Of the lines below, report only those that contain "label".

(Input for this task begins)

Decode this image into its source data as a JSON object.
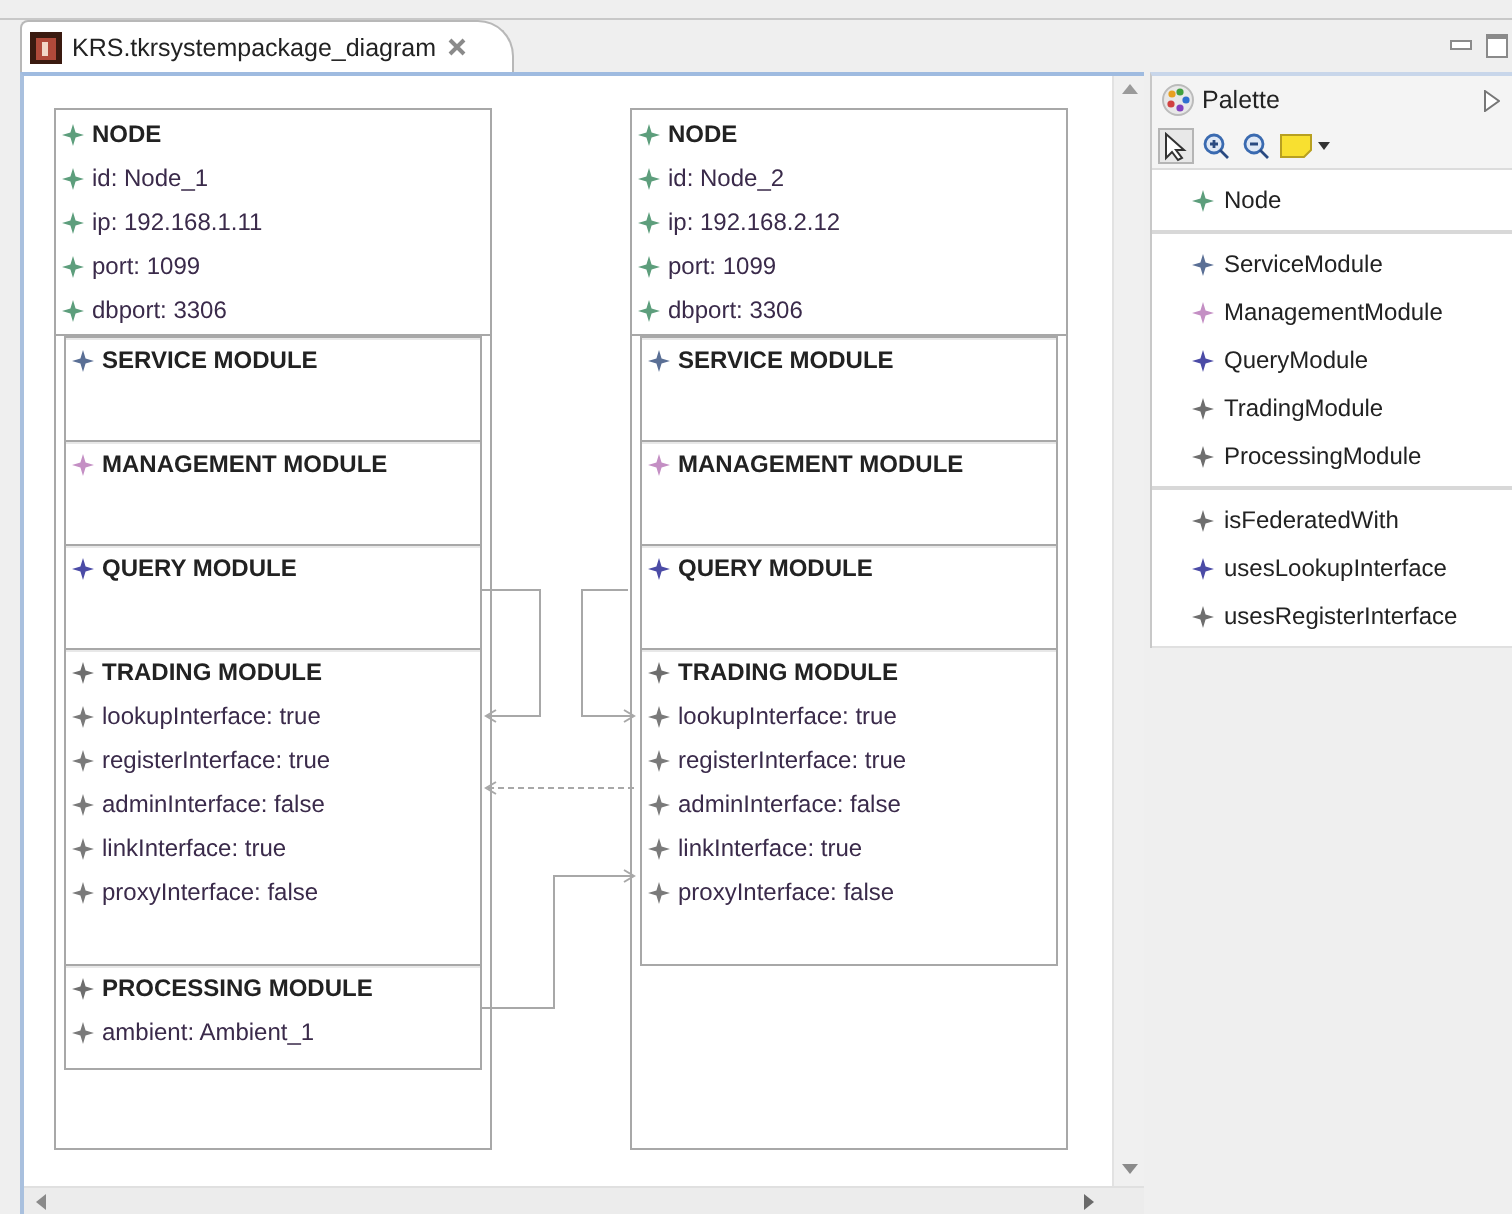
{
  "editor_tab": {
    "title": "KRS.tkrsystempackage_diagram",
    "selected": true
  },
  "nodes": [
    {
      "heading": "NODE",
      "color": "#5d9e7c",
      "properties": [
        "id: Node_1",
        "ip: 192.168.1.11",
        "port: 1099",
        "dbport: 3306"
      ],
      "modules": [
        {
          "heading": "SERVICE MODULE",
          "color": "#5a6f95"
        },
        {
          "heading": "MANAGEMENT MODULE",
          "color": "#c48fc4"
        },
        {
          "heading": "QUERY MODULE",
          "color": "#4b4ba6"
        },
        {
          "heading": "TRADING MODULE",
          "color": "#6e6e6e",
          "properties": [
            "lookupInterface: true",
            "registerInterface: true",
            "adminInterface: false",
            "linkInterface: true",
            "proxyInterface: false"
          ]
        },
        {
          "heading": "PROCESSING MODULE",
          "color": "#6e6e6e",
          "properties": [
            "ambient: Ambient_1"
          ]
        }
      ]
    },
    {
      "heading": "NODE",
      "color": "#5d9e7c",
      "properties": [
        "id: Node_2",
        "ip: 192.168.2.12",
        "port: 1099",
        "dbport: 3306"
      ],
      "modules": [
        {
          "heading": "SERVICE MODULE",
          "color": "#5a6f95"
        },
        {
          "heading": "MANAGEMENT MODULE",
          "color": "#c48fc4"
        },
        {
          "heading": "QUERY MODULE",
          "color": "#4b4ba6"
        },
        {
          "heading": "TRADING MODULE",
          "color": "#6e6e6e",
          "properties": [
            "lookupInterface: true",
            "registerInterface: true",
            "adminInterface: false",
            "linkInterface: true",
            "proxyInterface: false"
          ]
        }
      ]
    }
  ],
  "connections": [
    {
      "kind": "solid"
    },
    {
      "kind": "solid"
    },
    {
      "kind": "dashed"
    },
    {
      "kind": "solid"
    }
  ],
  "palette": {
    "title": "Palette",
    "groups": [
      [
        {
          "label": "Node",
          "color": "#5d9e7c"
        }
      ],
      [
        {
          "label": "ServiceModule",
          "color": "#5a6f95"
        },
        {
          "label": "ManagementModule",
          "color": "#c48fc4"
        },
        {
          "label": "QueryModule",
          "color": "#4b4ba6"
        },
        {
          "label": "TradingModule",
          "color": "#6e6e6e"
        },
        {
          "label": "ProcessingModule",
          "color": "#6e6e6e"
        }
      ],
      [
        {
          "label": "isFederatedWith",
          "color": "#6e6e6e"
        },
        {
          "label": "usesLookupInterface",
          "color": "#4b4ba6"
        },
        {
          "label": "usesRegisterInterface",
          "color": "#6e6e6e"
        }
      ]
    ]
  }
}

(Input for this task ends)

Written response ▸
          "label": "Node",
          "label": "ServiceModule",
          "label": "ManagementModule",
          "label": "QueryModule",
          "label": "TradingModule",
          "label": "ProcessingModule",
          "label": "isFederatedWith",
          "label": "usesLookupInterface",
          "label": "usesRegisterInterface",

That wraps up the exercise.